Idlewild, The Twilight Sad, Desert Hearts
"Some people have no f***king taste" bemoans Charlie Mooney, just a touch puzzled at the lack of recognition afforded Desert Hearts. He has a point. Tonight the three-piece are on scathing form, their set joyously malevolent, guitars brutally contorted, bass full of dread and drums formidably dynamic. The Rasputin-bearded Mooney spits out lyrics flecked with poison, 'Gravitas', inviting regret, is emotionally devastating.
Desert Hearts can be sincere, they can be sarcastic, but always they are captivating. Only the thinness of the vocals mars this performance, the singers being overwhelmed by the thundering sonics. But, songs such as the brilliantly shape-shifting 'D Moon Pilot' and the unquenchable desire of 'Sea Punk' leave an indelible mark.

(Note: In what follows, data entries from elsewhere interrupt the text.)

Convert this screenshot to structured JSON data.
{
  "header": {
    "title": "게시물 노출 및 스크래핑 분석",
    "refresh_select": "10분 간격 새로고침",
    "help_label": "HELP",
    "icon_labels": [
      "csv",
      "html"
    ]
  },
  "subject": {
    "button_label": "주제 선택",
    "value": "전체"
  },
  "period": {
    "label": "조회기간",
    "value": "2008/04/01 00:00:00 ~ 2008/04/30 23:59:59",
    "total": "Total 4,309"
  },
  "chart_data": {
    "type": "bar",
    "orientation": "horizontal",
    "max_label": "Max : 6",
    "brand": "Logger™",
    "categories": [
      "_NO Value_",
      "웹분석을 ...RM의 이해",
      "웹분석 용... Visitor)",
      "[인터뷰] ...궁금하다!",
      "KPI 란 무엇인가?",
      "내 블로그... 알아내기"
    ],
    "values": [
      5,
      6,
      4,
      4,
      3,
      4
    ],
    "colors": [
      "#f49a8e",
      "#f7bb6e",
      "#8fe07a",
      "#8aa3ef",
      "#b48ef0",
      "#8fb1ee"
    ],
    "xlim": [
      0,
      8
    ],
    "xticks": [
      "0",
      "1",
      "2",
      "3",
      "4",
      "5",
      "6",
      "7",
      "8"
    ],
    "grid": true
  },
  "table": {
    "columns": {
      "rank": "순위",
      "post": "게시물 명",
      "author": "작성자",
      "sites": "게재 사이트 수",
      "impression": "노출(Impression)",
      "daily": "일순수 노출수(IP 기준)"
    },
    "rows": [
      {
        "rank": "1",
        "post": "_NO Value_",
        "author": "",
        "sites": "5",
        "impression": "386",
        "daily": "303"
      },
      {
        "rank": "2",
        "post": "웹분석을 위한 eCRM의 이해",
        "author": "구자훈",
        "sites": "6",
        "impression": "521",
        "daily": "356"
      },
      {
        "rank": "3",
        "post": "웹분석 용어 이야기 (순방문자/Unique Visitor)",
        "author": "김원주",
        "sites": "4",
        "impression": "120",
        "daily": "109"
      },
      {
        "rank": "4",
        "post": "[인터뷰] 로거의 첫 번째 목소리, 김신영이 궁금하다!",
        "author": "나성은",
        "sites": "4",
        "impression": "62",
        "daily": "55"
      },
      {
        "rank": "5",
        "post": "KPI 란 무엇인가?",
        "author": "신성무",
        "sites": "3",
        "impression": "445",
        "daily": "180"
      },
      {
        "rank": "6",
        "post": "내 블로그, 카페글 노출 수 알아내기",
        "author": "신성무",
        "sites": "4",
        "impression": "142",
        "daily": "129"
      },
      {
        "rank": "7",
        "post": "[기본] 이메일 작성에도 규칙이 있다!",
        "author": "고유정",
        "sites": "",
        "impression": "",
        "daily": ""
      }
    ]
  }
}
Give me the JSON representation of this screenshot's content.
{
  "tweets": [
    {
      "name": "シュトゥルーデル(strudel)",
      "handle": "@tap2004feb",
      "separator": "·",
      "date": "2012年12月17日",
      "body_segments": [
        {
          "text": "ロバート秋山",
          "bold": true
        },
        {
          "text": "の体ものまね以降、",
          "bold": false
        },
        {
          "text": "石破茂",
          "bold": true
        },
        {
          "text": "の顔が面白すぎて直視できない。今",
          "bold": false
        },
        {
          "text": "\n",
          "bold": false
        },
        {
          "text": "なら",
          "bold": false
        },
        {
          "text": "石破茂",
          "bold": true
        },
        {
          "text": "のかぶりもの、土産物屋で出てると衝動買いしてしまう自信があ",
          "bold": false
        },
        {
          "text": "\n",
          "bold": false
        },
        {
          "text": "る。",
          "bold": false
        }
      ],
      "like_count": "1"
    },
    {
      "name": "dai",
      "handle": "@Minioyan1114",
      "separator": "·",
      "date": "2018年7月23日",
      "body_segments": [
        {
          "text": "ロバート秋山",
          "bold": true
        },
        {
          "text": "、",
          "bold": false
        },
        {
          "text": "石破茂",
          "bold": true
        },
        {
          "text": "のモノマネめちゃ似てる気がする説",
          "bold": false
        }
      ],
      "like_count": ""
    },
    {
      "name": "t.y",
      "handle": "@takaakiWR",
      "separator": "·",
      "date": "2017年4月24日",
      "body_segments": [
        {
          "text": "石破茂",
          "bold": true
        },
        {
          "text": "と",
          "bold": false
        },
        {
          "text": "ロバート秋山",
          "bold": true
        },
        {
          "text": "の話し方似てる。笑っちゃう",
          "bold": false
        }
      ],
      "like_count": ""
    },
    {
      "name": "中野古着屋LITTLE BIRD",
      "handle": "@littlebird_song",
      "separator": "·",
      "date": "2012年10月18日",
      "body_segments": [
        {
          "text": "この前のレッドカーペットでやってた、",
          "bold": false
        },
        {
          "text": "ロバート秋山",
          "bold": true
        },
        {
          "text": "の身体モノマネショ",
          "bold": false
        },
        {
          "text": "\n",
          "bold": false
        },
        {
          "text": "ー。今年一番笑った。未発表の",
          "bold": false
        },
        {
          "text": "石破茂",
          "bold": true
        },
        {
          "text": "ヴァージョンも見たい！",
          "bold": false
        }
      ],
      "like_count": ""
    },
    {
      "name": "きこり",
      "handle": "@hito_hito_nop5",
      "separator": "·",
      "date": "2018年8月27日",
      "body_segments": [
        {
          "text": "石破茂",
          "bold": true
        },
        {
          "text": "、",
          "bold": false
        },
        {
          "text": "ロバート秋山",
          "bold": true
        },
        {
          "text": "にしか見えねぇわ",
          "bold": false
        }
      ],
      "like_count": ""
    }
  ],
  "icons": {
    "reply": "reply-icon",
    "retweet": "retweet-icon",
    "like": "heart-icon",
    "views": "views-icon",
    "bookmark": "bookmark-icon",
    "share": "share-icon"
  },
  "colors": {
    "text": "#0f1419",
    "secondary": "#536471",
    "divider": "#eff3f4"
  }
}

The vicious squall of guitars and anguished tones of the singer, Glasgow's The Twilight Sad have obviously been brushing up on their Jesus and Mary Chain. Unfortunately no amount of study will enable them to emulate the genius of their noise-rock predecessors, they simply don't have the songwriting know-how. The frontman stands in side profile to the audience, wringing words through a deep baritone that recalls The Tindersticks, and though the voice and some disturbingly acute lyrics rouses the interest, the dourness of the music fails them, the infinite screech becoming numbing and empty.
From the grunge-rock frenzy of 'Queen of the Troubled Teens' through the pristine indie-rock of 'The Remote Part' and, almost full circle, the fury and efficiency of 'Make Another World', the last ten years have been a curious journey for Idlewild, a voyage distinguished by a flirtation with the big-time and, not least, by intuitive melodies and the garnering of a devoted fanbase. Tonight the faithful are out in force, lured by the promise of a distinguished, heavy hitting set. Idlewild make good on that promise.
From the face-pounding clang of 'Little Discourage' to the sumptuous ruminations of 'El Capitan', Idlewild make transitions in tempo and approach with conspicuous ease. 'American English' is a work of towering majesty, the audience attracted to the chorus as surely as iron filings to a magnet. The long-time fans love every minute of course, but fall especially hard for renditions of older, rarely heard fare, 'Captain' a shock of stinging guitar and Roddy Woomble's enraged yelp creates a maelstrom of slamming bodies amongst the front rows. Woomble is polite, but a little subdued, he thanks us, but keeps between songs banter to a minimum.
No matter, the closing, head-down, heart-stirring rush of 'You Held The World In Your Arms' provides consolation in abundance.